The Fourier transform is one of the most important linear operators in engineering. Computing it for a given input vector x in n-space can be done in time Theta(n log n) using Cooley and Tukey's FFT (Fast Fourier Transform). A lower bound better than trivial \Omega(n) has been evasive. In this talk I will show the surprising connection between speeding up FFT and uncertainty: If you could (theoretically) speed up FFT without changing the word size on the machine, then you would create uncertainty in the data in the form of numerical overflow or underflow. Alas, increasing the machine word size costs more time per multiplication/addition operation.

I will explain and prove this principle, and present two very recent related bounds together with a main conjecture and some related open problems.

The talk requires standard linear algebra and very basic familiaritywith Shannon entropy.

In this work, we show that, in fact, RS codes are much better for distributed storage than you might think! Our main result is that, in some parameter regimes, RS codes themselves are optimal regenerating codes, among MDS codes with linear repair schemes. Moreover, we give a characterization of MDS codes with good linear repair schemes which holds in any parameter regime, and which can be used to give non-trivial repair schemes for RS codes in other settings.

Along the way, we'll develop a surprising fact about low-degree polynomials (at least, surprising to me). A fundamental fact about polynomial interpolation is that k evaluations determine a degree k-1 polynomial. This is necessary in a strong sense: if we have only k-1 evaluations, we don't learn anything at all about the evaluation on a k'th point. However, our repair scheme for RS codes shows that if we are allowed to consider partial evaluations (in the sense that we only get a few bits of information about the evaluation), then in fact we can do better (in the sense that we can use fewer bits total to determine an unknown evaluation).

This is joint work with Venkat Guruswami.

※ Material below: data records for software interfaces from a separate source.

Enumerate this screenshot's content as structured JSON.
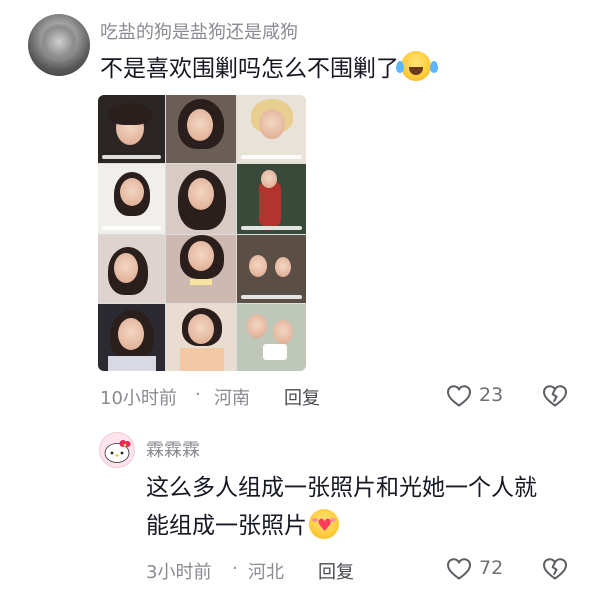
{
  "comments": [
    {
      "username": "吃盐的狗是盐狗还是咸狗",
      "text": "不是喜欢围剿吗怎么不围剿了",
      "time": "10小时前",
      "sep": "·",
      "location": "河南",
      "reply": "回复",
      "likes": "23"
    },
    {
      "username": "霖霖霖",
      "text_line1": "这么多人组成一张照片和光她一个人就",
      "text_line2": "能组成一张照片",
      "time": "3小时前",
      "sep": "·",
      "location": "河北",
      "reply": "回复",
      "likes": "72"
    }
  ],
  "icons": {
    "like": "heart-outline-icon",
    "dislike": "broken-heart-icon",
    "emoji1": "face-with-tears-of-joy-emoji",
    "emoji2": "smiling-face-holding-heart-emoji"
  },
  "colors": {
    "text": "#161823",
    "meta": "#8a8b91",
    "icon": "#5c5d63"
  }
}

To achieve these improved running times I will provide an improved algorithm for computing solutions to directed Laplacian systems, a natural generalization of symmetric or undirected Laplacian systems. In particular, I will discuss how to solve a directed Laplacian systems associated with a directed graph with "m" edges and "n" vertices in time \tilde{O}(m^{3/4}n+mn^{2/3}), where the \tilde{O} notation suppresses polylogarithmic factors n, m, the accuracy desired, and the appropriate condition number of the problem. For sparse graphs with polynomial condition numbers, this gives a running time of \tilde{O}(n^{7/4}), which breaks the O(n^{2}) barrier that would be the best that one could hope to achieve using fast matrix multiplication. Along the way, I will introduce some general techniques for reasoning about directed Laplacian systems that may be of independent interest.

This talk reflects joint work with Michael B. Cohen, Jonathan Kelner, John Peebles, Richard Peng, and Adrian Vladu.